**TASK TO CARRY OUT**
Repeat the data below in full and exactly.

(Data records)
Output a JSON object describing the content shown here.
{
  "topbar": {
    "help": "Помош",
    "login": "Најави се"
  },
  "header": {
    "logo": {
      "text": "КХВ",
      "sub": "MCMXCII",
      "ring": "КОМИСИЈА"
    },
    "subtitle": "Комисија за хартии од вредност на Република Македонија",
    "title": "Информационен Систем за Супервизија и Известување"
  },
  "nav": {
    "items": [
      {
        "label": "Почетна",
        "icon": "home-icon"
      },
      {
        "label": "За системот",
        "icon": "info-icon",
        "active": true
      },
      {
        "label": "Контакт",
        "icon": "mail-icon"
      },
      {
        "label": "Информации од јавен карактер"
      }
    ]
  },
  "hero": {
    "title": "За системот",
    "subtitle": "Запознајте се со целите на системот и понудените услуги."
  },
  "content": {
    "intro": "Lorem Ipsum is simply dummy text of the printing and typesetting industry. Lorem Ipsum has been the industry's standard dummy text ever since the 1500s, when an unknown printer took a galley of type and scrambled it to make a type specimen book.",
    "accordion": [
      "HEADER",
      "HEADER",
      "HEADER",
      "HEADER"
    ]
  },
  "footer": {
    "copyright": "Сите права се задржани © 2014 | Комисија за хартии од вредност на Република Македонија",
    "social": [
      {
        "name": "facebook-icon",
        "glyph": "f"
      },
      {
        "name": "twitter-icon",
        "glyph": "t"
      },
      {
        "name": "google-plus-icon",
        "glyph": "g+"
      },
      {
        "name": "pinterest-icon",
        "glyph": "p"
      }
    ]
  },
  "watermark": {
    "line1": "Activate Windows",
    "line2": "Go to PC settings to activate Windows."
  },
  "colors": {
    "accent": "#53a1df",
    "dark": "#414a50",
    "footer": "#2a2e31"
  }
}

**ANSWER FOR THIS EXERCISE**
Output a JSON object describing the content shown here.
{
  "topbar": {
    "help": "Помош",
    "login": "Најави се"
  },
  "header": {
    "logo": {
      "text": "КХВ",
      "sub": "MCMXCII",
      "ring": "КОМИСИЈА"
    },
    "subtitle": "Комисија за хартии од вредност на Република Македонија",
    "title": "Информационен Систем за Супервизија и Известување"
  },
  "nav": {
    "items": [
      {
        "label": "Почетна",
        "icon": "home-icon"
      },
      {
        "label": "За системот",
        "icon": "info-icon",
        "active": true
      },
      {
        "label": "Контакт",
        "icon": "mail-icon"
      },
      {
        "label": "Информации од јавен карактер"
      }
    ]
  },
  "hero": {
    "title": "За системот",
    "subtitle": "Запознајте се со целите на системот и понудените услуги."
  },
  "content": {
    "intro": "Lorem Ipsum is simply dummy text of the printing and typesetting industry. Lorem Ipsum has been the industry's standard dummy text ever since the 1500s, when an unknown printer took a galley of type and scrambled it to make a type specimen book.",
    "accordion": [
      "HEADER",
      "HEADER",
      "HEADER",
      "HEADER"
    ]
  },
  "footer": {
    "copyright": "Сите права се задржани © 2014 | Комисија за хартии од вредност на Република Македонија",
    "social": [
      {
        "name": "facebook-icon",
        "glyph": "f"
      },
      {
        "name": "twitter-icon",
        "glyph": "t"
      },
      {
        "name": "google-plus-icon",
        "glyph": "g+"
      },
      {
        "name": "pinterest-icon",
        "glyph": "p"
      }
    ]
  },
  "watermark": {
    "line1": "Activate Windows",
    "line2": "Go to PC settings to activate Windows."
  },
  "colors": {
    "accent": "#53a1df",
    "dark": "#414a50",
    "footer": "#2a2e31"
  }
}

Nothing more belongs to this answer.